Located on the main drag in Cabo San Lucas (Lázaro Cárdenas), Rico Suave is just past the corner of Vincente Guerrero. Parking isn’t that easy to find on the main street, so you might have to turn on a side street. If you’re staying right in town, parking shouldn’t be a problem as you’re going to be walking anyway. There are about five tables inside and one or two outside, and I’ve seen them serve quite a few take-away customers who grab something on their way to work or on a quick work break. They also make home/hotel deliveries by calling 143 10 43. Rico Suave is open seven days a week from 9 a.m. to 5:30 p.m.
6. The marina in the morning
The marina in Cabo San Lucas can get quite busy, especially when cruise ships are docked in the harbor. This means there are lots of hawkers wanting to take you on a water taxi, sell you cigars, or hook you into a timeshare presentation. A beautiful and invigorating way to begin your day is to go for a walk along the marina right after sunrise; you’ll have the walkway mostly to yourself and the low-in-the-sky sun is still pleasant to enjoy.
Along your stroll, you’ll encounter a few joggers and one or two vigorous walkers, but you’ll also see people like you who are just enjoying the peaceful beauty of the area. It’s a great way to begin your day, any day, in this piece of paradise whose motto is “No Bad Days.” As you return to your room, you’ll feel invigorated by the fresh air, the walk, and the peacefulness that disappears later in the day.
7. Cabo’s sunset

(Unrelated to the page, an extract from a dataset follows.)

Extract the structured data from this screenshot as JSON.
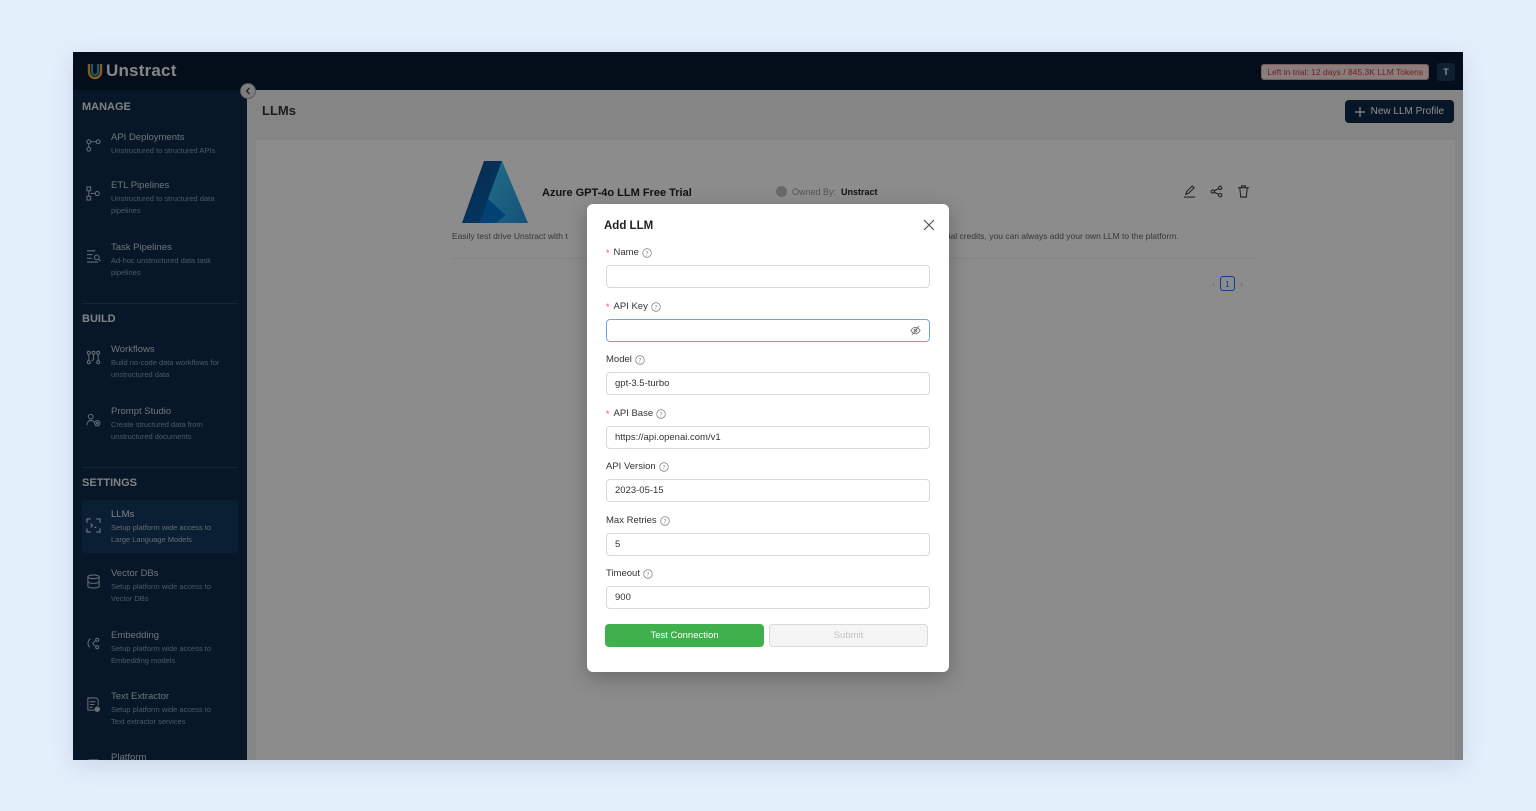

A fitting end to this article is a view that I never get tired of seeing: the end of daylight hours in Cabo. While the setting sun means the end of the day for some, nighttime activities are typically just getting started in town. For me, watching that magnificent ball of fire sink into the Pacific is a beautiful way to celebrate the joy on being at Land’s End here at the tip of Baja California. I hope you’ll plan to visit Los Cabos soon; perhaps you’ll see why I’ve been back every year for 13 years, and maybe you can even uncover some new gems of your own!